'l'"Srreen Illuminalion Wit/7 Carbon Ant Motion Pirlme Projection Synem,H by R. I. Zaraky, C. I. Gertixcr, and W. W. Lozier; Journal of SMPE, 48: 73-81, January, 1947.

*Tbe Iermi "Hiilex," "lUllrex" and "Supra" an trade-mark; of Umon Carbide and Carbon Corp.


CARBONS Approxp I clrbon Positive Negalive An 80% dm' M'x' I'd"; $2.5m); Lamp own-I Screen % Scrcen % Type Type amp rolls sys. lumensl dial.2 Iumens' dist. Poi. Neg. Non-Rotating, Refleclnr-Type Lamps-"One Kilowau" d-c Trim 7-mm X 12 or 11 in. 6-mm X 9 in. Orolip C 40 27.5 11% in. (lief/2.5 5.900 80 6.500 65 5.8 3.4 Suprcx mirror Non-Routihg High-lniensily Trims 7-mm X 12 or 14 in. 6-mm X 9 in. Orolip C 42 36 14 in. dia [/23 7,250 80 8,650 60 7.6 3.8 New Suprex mirror 7-mm X 12 or 14 in. 6omm X 9 in. Orolip C 46 38 14 in. dis f/2.3 8,150 80 10.000 60 9.3 4.0 New Suprcx mirror 7-mm X 12 or 14 in. 6-mm X 9 in. Orolip C 50 40 14 in. dia [/23 9,200 80 11.700 60 11.6 4.3 New Suprex mirror 8-mm X 12 or 14 in. 7-mm X 9 in. Orolip C 60 36 14 in. dis [/23 10,300 80 11,000 65 9.0 3.8 Suprex mirror 8

NOTE: Values in nsnnlhcsea Ire EnllmIled or obtained from limited

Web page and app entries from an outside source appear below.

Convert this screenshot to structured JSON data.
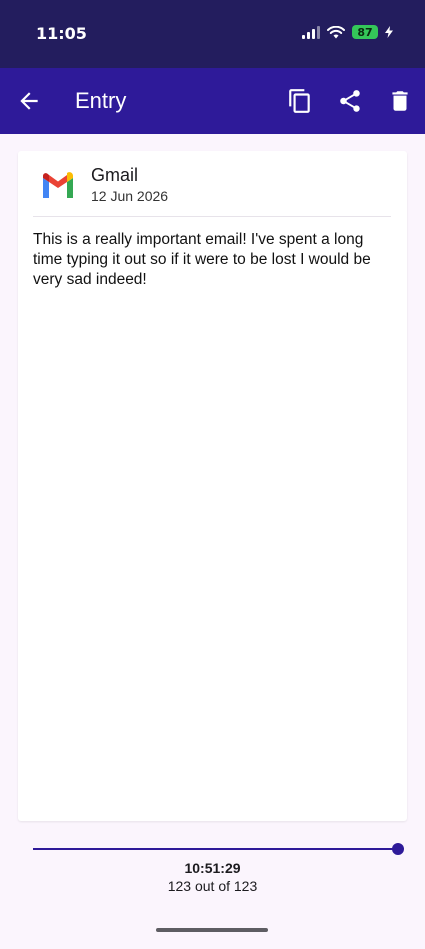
{
  "status_bar": {
    "time": "11:05",
    "battery": "87",
    "battery_color": "#34c759"
  },
  "app_bar": {
    "title": "Entry",
    "back_icon": "arrow-left-icon",
    "actions": [
      "copy-icon",
      "share-icon",
      "delete-icon"
    ],
    "color": "#2e1a99"
  },
  "entry": {
    "app_name": "Gmail",
    "app_icon": "gmail-icon",
    "date": "12 Jun 2026",
    "body": "This is a really important email! I've spent a long time typing it out so if it were to be lost I would be very sad indeed!"
  },
  "history": {
    "timestamp": "10:51:29",
    "position_text": "123 out of 123",
    "current": 123,
    "total": 123
  }
}
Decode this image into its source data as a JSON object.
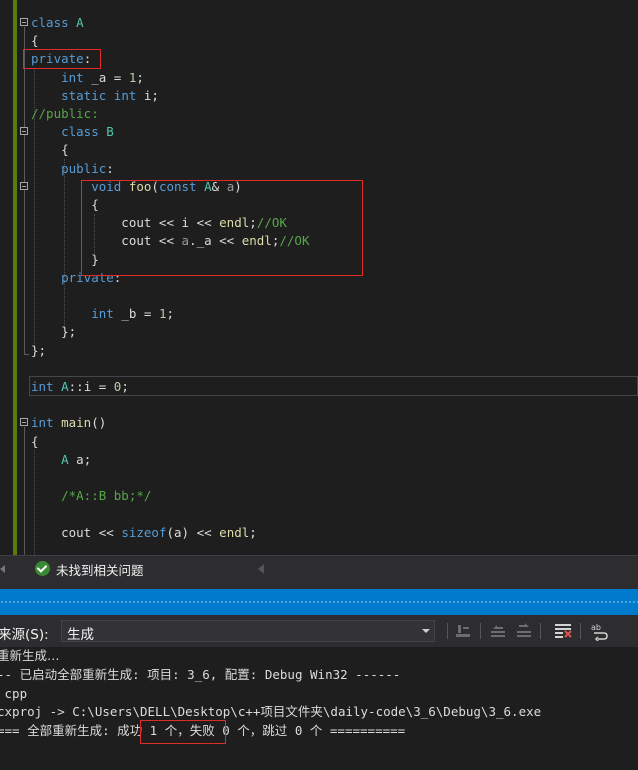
{
  "editor": {
    "lines": [
      [
        {
          "t": "class",
          "c": "kw"
        },
        {
          "t": " A",
          "c": "typ"
        }
      ],
      [
        {
          "t": "{",
          "c": ""
        }
      ],
      [
        {
          "t": "private",
          "c": "kw"
        },
        {
          "t": ":",
          "c": ""
        }
      ],
      [
        {
          "t": "    int",
          "c": "kw"
        },
        {
          "t": " _a = ",
          "c": "mem"
        },
        {
          "t": "1",
          "c": "num"
        },
        {
          "t": ";",
          "c": ""
        }
      ],
      [
        {
          "t": "    static",
          "c": "kw"
        },
        {
          "t": " int",
          "c": "kw"
        },
        {
          "t": " i;",
          "c": ""
        }
      ],
      [
        {
          "t": "//public:",
          "c": "cmt"
        }
      ],
      [
        {
          "t": "    class",
          "c": "kw"
        },
        {
          "t": " B",
          "c": "typ"
        }
      ],
      [
        {
          "t": "    {",
          "c": ""
        }
      ],
      [
        {
          "t": "    public",
          "c": "kw"
        },
        {
          "t": ":",
          "c": ""
        }
      ],
      [
        {
          "t": "        void",
          "c": "kw"
        },
        {
          "t": " foo",
          "c": "fn"
        },
        {
          "t": "(",
          "c": ""
        },
        {
          "t": "const",
          "c": "kw"
        },
        {
          "t": " A",
          "c": "typ"
        },
        {
          "t": "& ",
          "c": ""
        },
        {
          "t": "a",
          "c": "par"
        },
        {
          "t": ")",
          "c": ""
        }
      ],
      [
        {
          "t": "        {",
          "c": ""
        }
      ],
      [
        {
          "t": "            cout << i << ",
          "c": ""
        },
        {
          "t": "endl",
          "c": "fn"
        },
        {
          "t": ";",
          "c": ""
        },
        {
          "t": "//OK",
          "c": "cmt"
        }
      ],
      [
        {
          "t": "            cout << ",
          "c": ""
        },
        {
          "t": "a",
          "c": "par"
        },
        {
          "t": "._a << ",
          "c": ""
        },
        {
          "t": "endl",
          "c": "fn"
        },
        {
          "t": ";",
          "c": ""
        },
        {
          "t": "//OK",
          "c": "cmt"
        }
      ],
      [
        {
          "t": "        }",
          "c": ""
        }
      ],
      [
        {
          "t": "    private",
          "c": "kw"
        },
        {
          "t": ":",
          "c": ""
        }
      ],
      [],
      [
        {
          "t": "        int",
          "c": "kw"
        },
        {
          "t": " _b = ",
          "c": "mem"
        },
        {
          "t": "1",
          "c": "num"
        },
        {
          "t": ";",
          "c": ""
        }
      ],
      [
        {
          "t": "    };",
          "c": ""
        }
      ],
      [
        {
          "t": "};",
          "c": ""
        }
      ],
      [],
      [
        {
          "t": "int",
          "c": "kw"
        },
        {
          "t": " A",
          "c": "typ"
        },
        {
          "t": "::i = ",
          "c": ""
        },
        {
          "t": "0",
          "c": "num"
        },
        {
          "t": ";",
          "c": ""
        }
      ],
      [],
      [
        {
          "t": "int",
          "c": "kw"
        },
        {
          "t": " main",
          "c": "fn"
        },
        {
          "t": "()",
          "c": ""
        }
      ],
      [
        {
          "t": "{",
          "c": ""
        }
      ],
      [
        {
          "t": "    A",
          "c": "typ"
        },
        {
          "t": " a;",
          "c": ""
        }
      ],
      [],
      [
        {
          "t": "    /*A::B bb;*/",
          "c": "cmt"
        }
      ],
      [],
      [
        {
          "t": "    cout << ",
          "c": ""
        },
        {
          "t": "sizeof",
          "c": "kw"
        },
        {
          "t": "(",
          "c": ""
        },
        {
          "t": "a",
          "c": ""
        },
        {
          "t": ") << ",
          "c": ""
        },
        {
          "t": "endl",
          "c": "fn"
        },
        {
          "t": ";",
          "c": ""
        }
      ]
    ]
  },
  "status": {
    "message": "未找到相关问题",
    "ok_icon": "check-circle-icon",
    "ok_color": "#388a34"
  },
  "output": {
    "source_label": "来源(S):",
    "source_value": "生成",
    "lines": [
      "重新生成…",
      "-- 已启动全部重新生成: 项目: 3_6, 配置: Debug Win32 ------",
      " cpp",
      "cxproj -> C:\\Users\\DELL\\Desktop\\c++项目文件夹\\daily-code\\3_6\\Debug\\3_6.exe",
      "=== 全部重新生成: 成功 1 个，失败 0 个，跳过 0 个 =========="
    ]
  },
  "colors": {
    "keyword": "#569cd6",
    "type": "#4ec9b0",
    "function": "#dcdcaa",
    "comment": "#57a64a",
    "number": "#b5cea8",
    "highlight_box": "#e02b2b",
    "accent_band": "#007acc"
  }
}
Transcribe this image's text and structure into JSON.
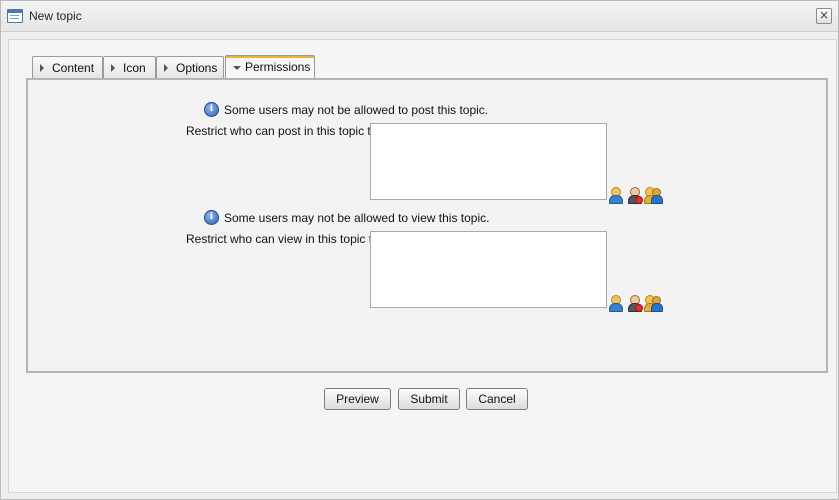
{
  "window": {
    "title": "New topic",
    "close_icon": "×"
  },
  "tabs": [
    {
      "label": "Content",
      "active": false
    },
    {
      "label": "Icon",
      "active": false
    },
    {
      "label": "Options",
      "active": false
    },
    {
      "label": "Permissions",
      "active": true
    }
  ],
  "permissions": {
    "post": {
      "info": "Some users may not be allowed to post this topic.",
      "label": "Restrict who can post in this topic to",
      "value": ""
    },
    "view": {
      "info": "Some users may not be allowed to view this topic.",
      "label": "Restrict who can view in this topic to",
      "value": ""
    }
  },
  "buttons": {
    "preview": "Preview",
    "submit": "Submit",
    "cancel": "Cancel"
  },
  "colors": {
    "active_tab_accent": "#f0b23c",
    "info_icon": "#2f62b2"
  }
}
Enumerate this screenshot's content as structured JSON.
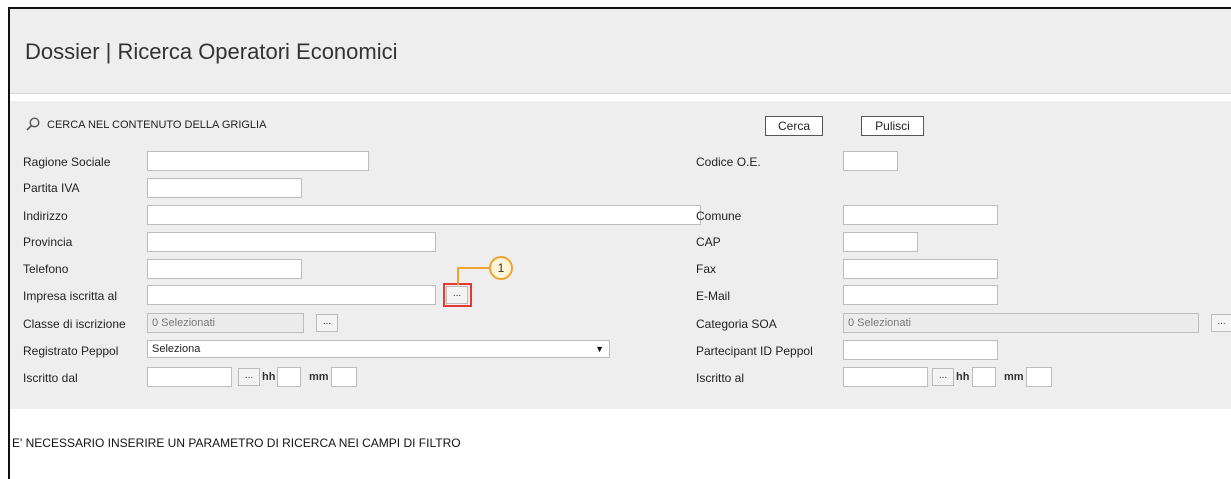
{
  "page_title": "Dossier | Ricerca Operatori Economici",
  "search_section": {
    "heading": "CERCA NEL CONTENUTO DELLA GRIGLIA",
    "search_button": "Cerca",
    "clear_button": "Pulisci"
  },
  "fields": {
    "ragione_sociale": {
      "label": "Ragione Sociale",
      "value": ""
    },
    "partita_iva": {
      "label": "Partita IVA",
      "value": ""
    },
    "indirizzo": {
      "label": "Indirizzo",
      "value": ""
    },
    "provincia": {
      "label": "Provincia",
      "value": ""
    },
    "telefono": {
      "label": "Telefono",
      "value": ""
    },
    "impresa_iscritta_al": {
      "label": "Impresa iscritta al",
      "value": "",
      "lookup": "..."
    },
    "classe_iscrizione": {
      "label": "Classe di iscrizione",
      "value": "0 Selezionati",
      "lookup": "..."
    },
    "registrato_peppol": {
      "label": "Registrato Peppol",
      "value": "Seleziona",
      "arrow": "▼"
    },
    "iscritto_dal": {
      "label": "Iscritto dal",
      "date_value": "",
      "lookup": "...",
      "hh_label": "hh",
      "hh_value": "",
      "mm_label": "mm",
      "mm_value": ""
    },
    "codice_oe": {
      "label": "Codice O.E.",
      "value": ""
    },
    "comune": {
      "label": "Comune",
      "value": ""
    },
    "cap": {
      "label": "CAP",
      "value": ""
    },
    "fax": {
      "label": "Fax",
      "value": ""
    },
    "email": {
      "label": "E-Mail",
      "value": ""
    },
    "categoria_soa": {
      "label": "Categoria SOA",
      "value": "0 Selezionati",
      "lookup": "..."
    },
    "partecipant_id_peppol": {
      "label": "Partecipant ID Peppol",
      "value": ""
    },
    "iscritto_al": {
      "label": "Iscritto al",
      "date_value": "",
      "lookup": "...",
      "hh_label": "hh",
      "hh_value": "",
      "mm_label": "mm",
      "mm_value": ""
    }
  },
  "callout": {
    "number": "1",
    "color": "#f0a233",
    "highlight_color": "#e53935"
  },
  "notice": "E' NECESSARIO INSERIRE UN PARAMETRO DI RICERCA NEI CAMPI DI FILTRO"
}
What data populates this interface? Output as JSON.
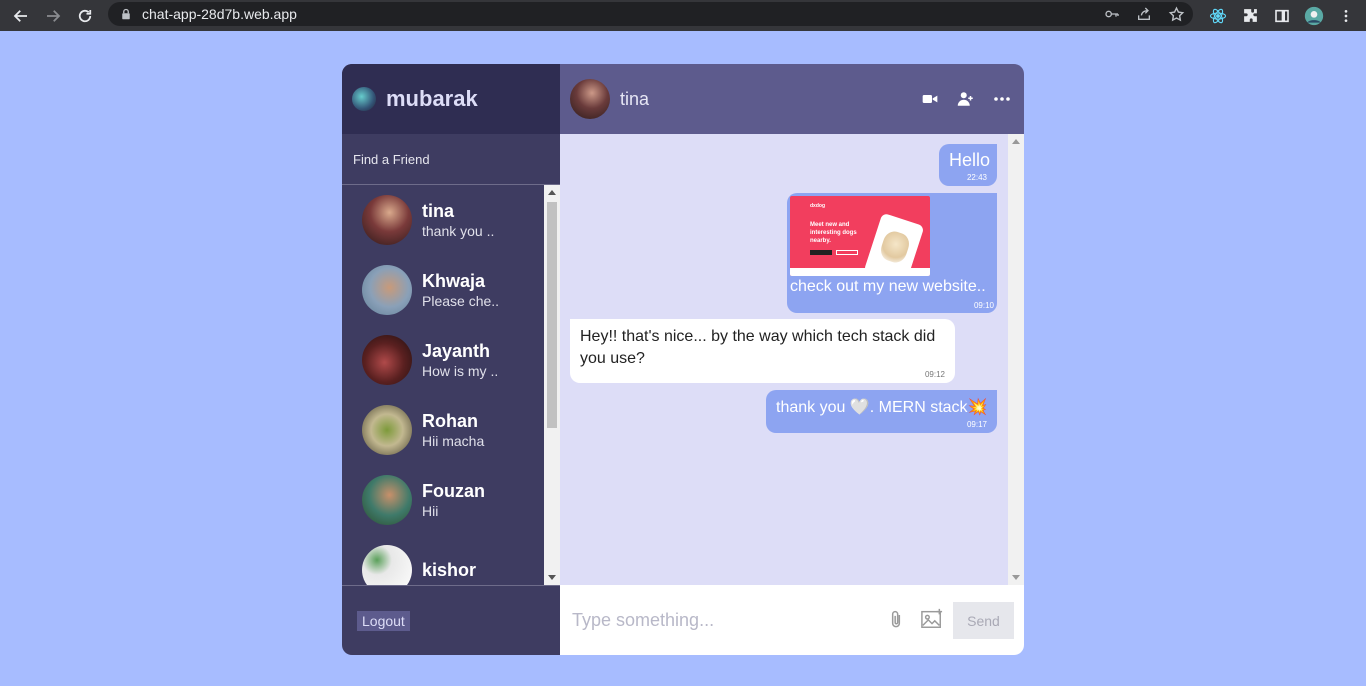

I Screen lumen figure is [or syslcms willl no shuuur. Elm or fillers of my kind: measured with 5-in. ELF. //2.0 and [/13 projcelion lenses.

2 % distribution rrfen up nnio oi liglu inlenuity n side of screen to Ilul u the cenler.

' 5 Muimum light is vnlue willl sy'alem adju-Ied Io produce maximum light

intensity .1 the corner a! [he screen.

i Experimental carbons burned with shun prulrusion in experimcnlll water-cooled silver jaws.

1954-55 Theatre Catalog, 12th Edition, Page 291